So, why are carbon emissions and circularity relevant to beauty products? It’s helpful to zoom out and think about what a beauty product is. It’s usually a goop (for serious lack of a better term) derived from a lab, mine, or farm. Then it’s put into plastic (derived from petroleum or plants), wrapped in paper packaging (from trees), transported a bunch of times (on airplane, truck, or boat), is used, and then ultimately thrown out or recycled.
Now let’s zoom in. Typically, beauty products are derived from palm oil and poured into (a lot of) virgin plastic with components that can’t be recycled. Then they’re wrapped in paper boxes and shipped 25,000 miles (often by air) between vendors, fillers, distribution centers, and finally customers. Quite the journey!
All of this together means the fast-moving consumer goods industry (e.g. beauty, personal care, etc) is one of the top 10 carbon-emitting and waste-producing supply chains. Focusing on carbon and circularity can help your beauty brand improve that number (both so you can sleep easy at night knowing you’re attempting to do the right thing, and so you can actually tell your customers what you’re doing about sustainability — a post for another day).
OK so how do you actually become “good” on carbon and circularity
Sadly there isn’t a silver bullet. And even if there were, there are innovations happening all over the supply chain (think efficiency technologies, regenerative materials, etc) that redefine what “good” actually means. Plus the basic science of environmental impact improves humanity’s understanding every year.
The name of the game is incremental improvements. These are just some of the ways the brands we work with have started directing energy into high impact steps that move the needle:
- Transportation: Use sea instead of air, colocate vendors & comans & fulfillment centers, avoid air shipping promos & defaults to customers, optimize reordering
- Packaging: Use obvious materials like near 100% post consumer recycled plastic (or glass if and only if those transportation steps have been taken above), minimize the packaging dimensions & weight
- Formula: Use a concentrated form factor and consider using ingredients derived from sources other than palm oil (think coconut-derived or synthetic surfactants, emollients, etc)
This is the hot topic of the day vendors are excited to talk to you about. Here’s what you can think about when evaluating these pitches:
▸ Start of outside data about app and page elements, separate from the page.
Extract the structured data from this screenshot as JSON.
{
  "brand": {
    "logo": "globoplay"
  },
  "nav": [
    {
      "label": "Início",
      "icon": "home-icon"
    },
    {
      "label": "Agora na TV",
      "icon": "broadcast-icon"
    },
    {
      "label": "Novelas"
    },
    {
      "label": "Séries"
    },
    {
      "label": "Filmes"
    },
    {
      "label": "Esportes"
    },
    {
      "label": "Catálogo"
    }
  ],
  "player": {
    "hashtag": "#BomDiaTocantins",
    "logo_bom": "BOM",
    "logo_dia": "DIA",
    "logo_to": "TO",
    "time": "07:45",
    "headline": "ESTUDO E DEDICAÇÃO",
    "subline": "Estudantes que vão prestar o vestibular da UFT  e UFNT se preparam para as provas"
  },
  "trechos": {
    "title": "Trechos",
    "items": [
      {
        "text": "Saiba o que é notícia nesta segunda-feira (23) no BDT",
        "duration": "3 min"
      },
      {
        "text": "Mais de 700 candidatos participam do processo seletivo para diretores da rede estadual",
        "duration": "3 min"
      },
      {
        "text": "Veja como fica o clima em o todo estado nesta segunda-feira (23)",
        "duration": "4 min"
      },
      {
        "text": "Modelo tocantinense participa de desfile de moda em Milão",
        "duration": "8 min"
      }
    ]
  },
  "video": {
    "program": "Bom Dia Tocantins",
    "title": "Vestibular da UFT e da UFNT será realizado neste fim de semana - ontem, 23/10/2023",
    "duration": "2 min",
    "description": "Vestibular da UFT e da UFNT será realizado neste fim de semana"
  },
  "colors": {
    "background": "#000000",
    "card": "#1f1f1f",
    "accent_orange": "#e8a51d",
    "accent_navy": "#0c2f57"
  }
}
- Consider using a refillable format — if it leads to using less material over time and the refills aren’t heavy. And if you do this, don’t forget to educate your customers about refills.
- Make sure the packaging format & materials are widely recyclable and are easy to clean and therefore recycle (aluminum squeeze tubes, we’re looking at you).
- Start with near 100% post consumer recycled plastic since there’s solid infrastructure already in the US. (Yes glass and aluminum are infinitely recyclable, but they often have order of magnitude higher carbon emissions than recycled plastic and have other implementation issues — like being hard to clean & recycle; and they break.)
I hope that helps. It did for me. Yes, sustainability gets overwhelming — especially when you’re trying to run a business. But at least knowing how to think about things makes it so you don’t need to reinvent the cognitive wheel every time sustainability comes up. For beauty and personal care brands, focusing on decreasing carbon emissions and improving circularity can boil down a super complex universe into just two goals to think about. Plus, they both have a set of easy wins that can get you started making progress.